Be aware that in-ear systems are not a cure-all, but just another tool that we can use to get our music across to our fans. Most systems out there are combinations of in-ears and floor wedges. So, get some cash together and start experimenting on what works best for you and your bands. The future is here, so get on board and have fun already!






Andy Anderson
Concert Sound
www.concertsound.org
andent@lvcta.com

On her new record with her trio, Molly Miller executes a live-feeling work of structural harmony that mirrors her busy life.

Photo by Anna Azarov

The accomplished guitarist and teacher’s new record, like her lifestyle, is taut and exciting—no more, and certainly no less, than is needed.

Molly Miller, a self-described “high-energy person,” is fully charged by the crack of dawn.

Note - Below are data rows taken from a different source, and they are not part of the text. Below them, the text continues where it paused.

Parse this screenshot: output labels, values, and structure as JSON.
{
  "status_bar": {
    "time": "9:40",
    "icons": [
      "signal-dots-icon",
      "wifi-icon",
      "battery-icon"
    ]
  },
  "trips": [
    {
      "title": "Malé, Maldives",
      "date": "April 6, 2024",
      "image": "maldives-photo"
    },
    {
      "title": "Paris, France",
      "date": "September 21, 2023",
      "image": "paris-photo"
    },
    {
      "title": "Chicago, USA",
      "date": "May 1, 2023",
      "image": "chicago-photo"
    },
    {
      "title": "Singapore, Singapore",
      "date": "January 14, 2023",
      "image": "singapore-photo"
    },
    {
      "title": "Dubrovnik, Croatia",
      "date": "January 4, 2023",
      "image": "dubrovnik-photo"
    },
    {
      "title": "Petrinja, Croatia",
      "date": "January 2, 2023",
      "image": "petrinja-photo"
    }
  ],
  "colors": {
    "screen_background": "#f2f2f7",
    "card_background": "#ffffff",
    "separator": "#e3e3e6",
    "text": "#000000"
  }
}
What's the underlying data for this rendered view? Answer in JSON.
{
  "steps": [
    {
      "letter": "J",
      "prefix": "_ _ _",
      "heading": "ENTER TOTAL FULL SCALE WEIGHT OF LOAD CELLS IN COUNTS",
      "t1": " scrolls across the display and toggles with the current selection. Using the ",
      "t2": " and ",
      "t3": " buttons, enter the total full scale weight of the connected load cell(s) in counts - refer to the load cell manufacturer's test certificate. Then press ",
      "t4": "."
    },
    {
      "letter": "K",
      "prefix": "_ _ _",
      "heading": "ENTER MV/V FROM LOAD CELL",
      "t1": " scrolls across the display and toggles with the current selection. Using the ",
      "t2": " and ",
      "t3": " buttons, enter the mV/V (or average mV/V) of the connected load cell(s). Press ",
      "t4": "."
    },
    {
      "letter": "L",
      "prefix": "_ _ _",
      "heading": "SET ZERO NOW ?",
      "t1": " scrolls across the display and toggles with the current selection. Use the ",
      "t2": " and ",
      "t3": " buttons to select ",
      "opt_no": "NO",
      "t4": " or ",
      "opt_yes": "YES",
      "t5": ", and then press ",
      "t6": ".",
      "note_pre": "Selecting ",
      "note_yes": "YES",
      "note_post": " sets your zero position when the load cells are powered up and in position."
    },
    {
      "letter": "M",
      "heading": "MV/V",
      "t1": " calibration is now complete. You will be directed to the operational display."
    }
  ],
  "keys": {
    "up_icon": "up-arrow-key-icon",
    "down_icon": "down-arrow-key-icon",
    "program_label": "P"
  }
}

When Ischeduled our interview, she opted for the very first slot available—8:30 a.m.—just before her 10 a.m. tennis match!

Read MoreShow less

John Mayall in the late ’80s, in a promo shot for his Island Records years. During his carreer, he also recorded for the Decca (with the early Bluesbreakers lineups), Polydor, ABC, DJM, Silvertone, Eagle, and Forty Below labels.

He was dubbed “the father of British blues,” but Mayall’s influence was worldwide, and he nurtured some of the finest guitarists in the genre, including Eric Clapton, Peter Green, Mick Taylor, Harvey Mandel, Coco Montoya, and Walter Trout. Mayall died at his California home on Monday, at age 90.

John Mayall’s career spanned nearly 70 years, but it only took his first four albums to cement his legendary status. With his initial releases with his band the Bluesbreakers—1966’s Blues Breakers with Eric Clapton; ’67’s A Hard Road, with Peter Green on guitar; plus the same year’s Crusade, which showcased Mick Taylor—and his solo debut The Blues Alone, also from 1967, Mayall introduced an international audience of young white fans to the decidedly Black and decidedly American genre called blues. In the subsequent decades, he maintained an active touring and recording schedule until March 26, 2022, when he played his last gig at age 87. It was reported that he died peacefully, on Monday, in his California home, at 90.

Read MoreShow less

Featuring enhanced amp models, a built-in creative looper, AI-powered tone exploration, and smart jam features.

Read MoreShow less

Donner andThird Man Hardware’s $99, three-in-one analog distortion, phaser, and delay honors Jack White’s budget gear roots.

Compact. Light. Fun. Dirt cheap. Many cool sounds that make this pedal a viable option for traveling pros.

Phaser level control not much use below 1 o’clock. Repeats are bright for an analog delay. Greater range of low-gain sounds would be nice.

$99

Donner X Third Man Triple Threat
thirdmanrecords.com

3.5
4.5
4.5
5

A huge part of the early White Stripes mystique, sound, ethos, and identity was tied to guitars and amps that, at the time, you could luck into for cheap at a garage sale. These days, it’s harder to score a Crestwood Astral II, or Silvertone Twin Twelve with a part-time job in the ice cream shop. Back in the late ’90s, though, they were a source of raw, nasty sounds for less than a new, more generic guitar or amp.

Read MoreShow less